The internet died last week. At least, that's the message coming from Harlan Ellison and Prince, two controversy-loving artists who evidently couldn't stomach how social media makes it impossible to totally control their online image.
Harlan started the fun last Tuesday after reading this rather innocuous article on io9 about his current book sale. I've read through the article twice and can't see what pushed Harlan over the edge; perhaps it was one of the comments to the article (such as the commenter who said, "What is the current bid for Harlan to stand and yell at you for 15 minutes?")
In response, Harlan posted on his website forum that "I've finally had as much of the internet as I can bear. The 'news site' ... has actualized my worst dread nightmare of web involvement. I just gotta get the hell away from this awful thing. ... I abominate the public footprint being left for me by caitiff like the journalistically-knobheaded toddlers whose names are emblazoned on their editorial side-bar."
Because of the extremely dated design of Harlan's website forum, it is impossible to directly link to his comment. However, his words about how "I abominate the public footprint being left for me" does suggest his problem with the internet is that he can't control his online image.
The same thing popped up last week with the artist again known as Prince, who stated "The internet's completely over. I don't see why I should give my new music to iTunes or anyone else. They won't pay me an advance for it and then they get angry when they can't get it."

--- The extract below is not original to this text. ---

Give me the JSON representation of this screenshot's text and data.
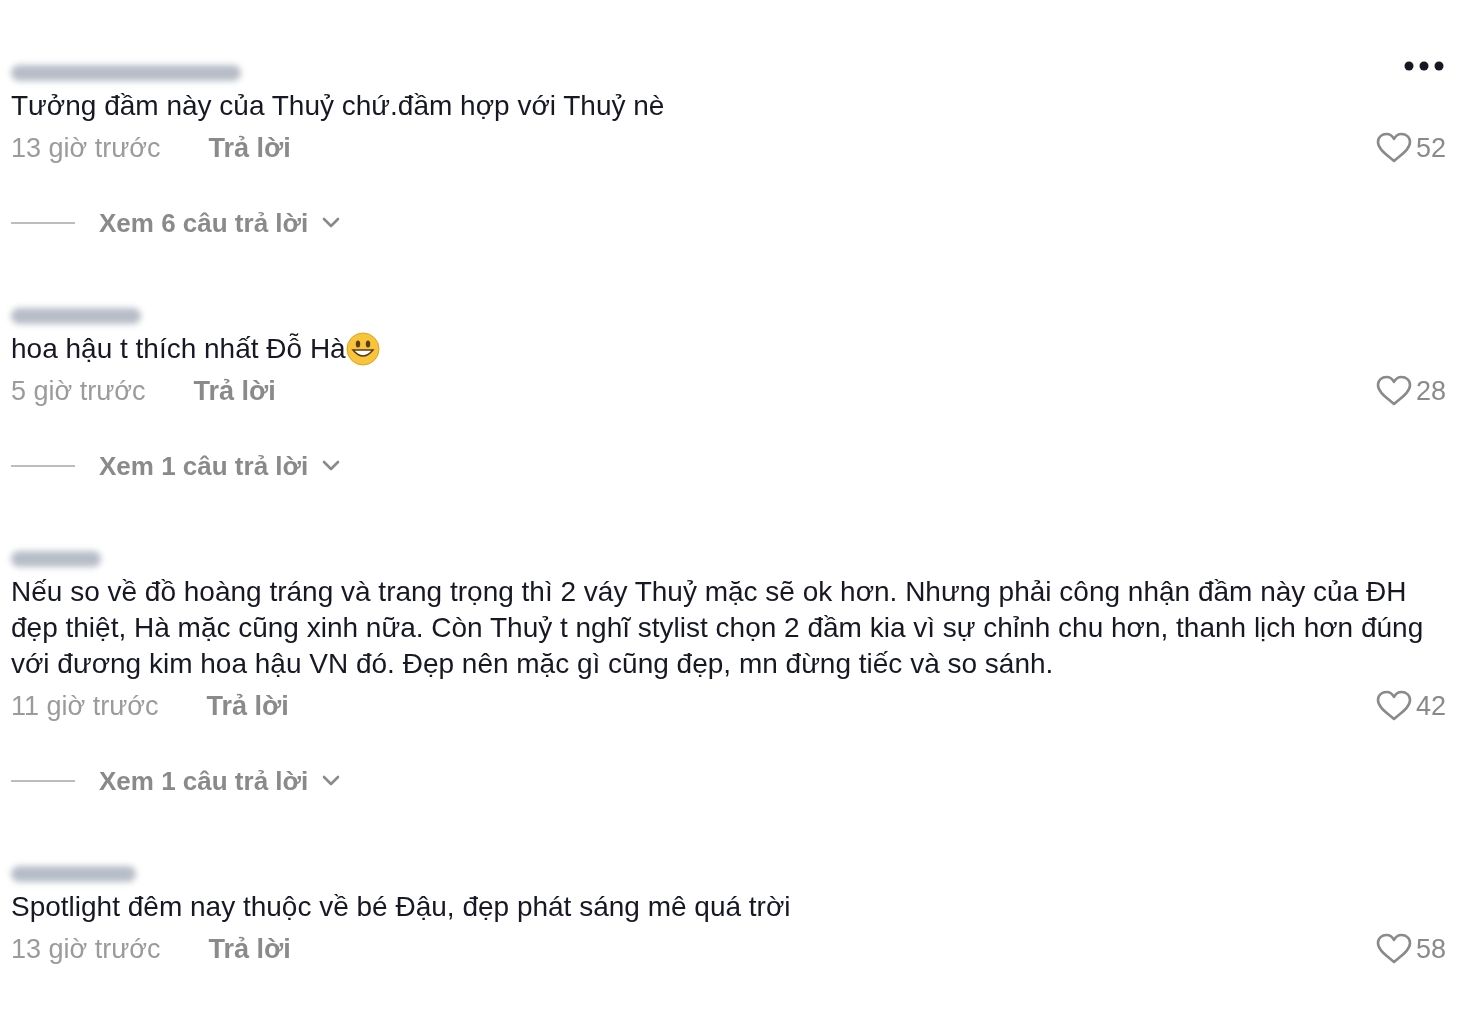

Obviously Prince has issues with the new ways people are purchasing music online, but I can't help but wonder if like Harlan Ellison, Prince's true issue is how social media has changed the dynamic around managing your own image. Both Harlan and Prince came of age when artists began receiving more media coverage for their persona than their artistic works. This isn't to say that Harlan and Prince aren't great artists--they are. But they have also cultivated their controversial image for maximum effect. The dust jackets to one of Harlan's books claimed he was "possibly the most contentious person on Earth," while Prince wrote the word "slave" on his cheek to protest being trapped in a contract with Warner Brother after the company paid him an unbelievably large amount of money to, well, be trapped in a contract with them.
But hey, controversy was good to these two artists and for decades they used it to promote their artistic works. But now the established order has broken. Instead of being able to create and manage controversy on your own terms, that pesky social media allows anyone to pick at your life and work. If you squeeze someone's breast on stage during the Hugo Awards ceremony, people will post the video online and rip you a new one. If someone isn't pleased with your archaic view of the internet, they can pick apart your opinion while the entire world watches in glee.
Please tell me how this can be anything but good?
The irony is that both Harlan Ellison and Prince were originally enfant terribles fighting the far-too conventional artistic establishment. Now they are the very establishment they once fought against--aging artists who don't like how the internet and social media gives millions of people the ability to criticize them.
Please don't mistake my criticism. I love the best examples of Harlan's writings and Prince's music. I have purchased a number of Harlan's books and Prince's albums, and if they release new works I might purchase even more.
But the days of micro-managing your controversies to raise your artistic profile are over. If you do something controversial, yes, the online world will notice. But you can't manage how people will react. People might as easily applaud as laugh or scream at you.
This doesn't mean controversy no longer sells. Of course it does. But if you light a fire in today's online world it can easily come back to burn you. And I suspect that is what Harlan Ellison and Prince hate about today's interconnected reality.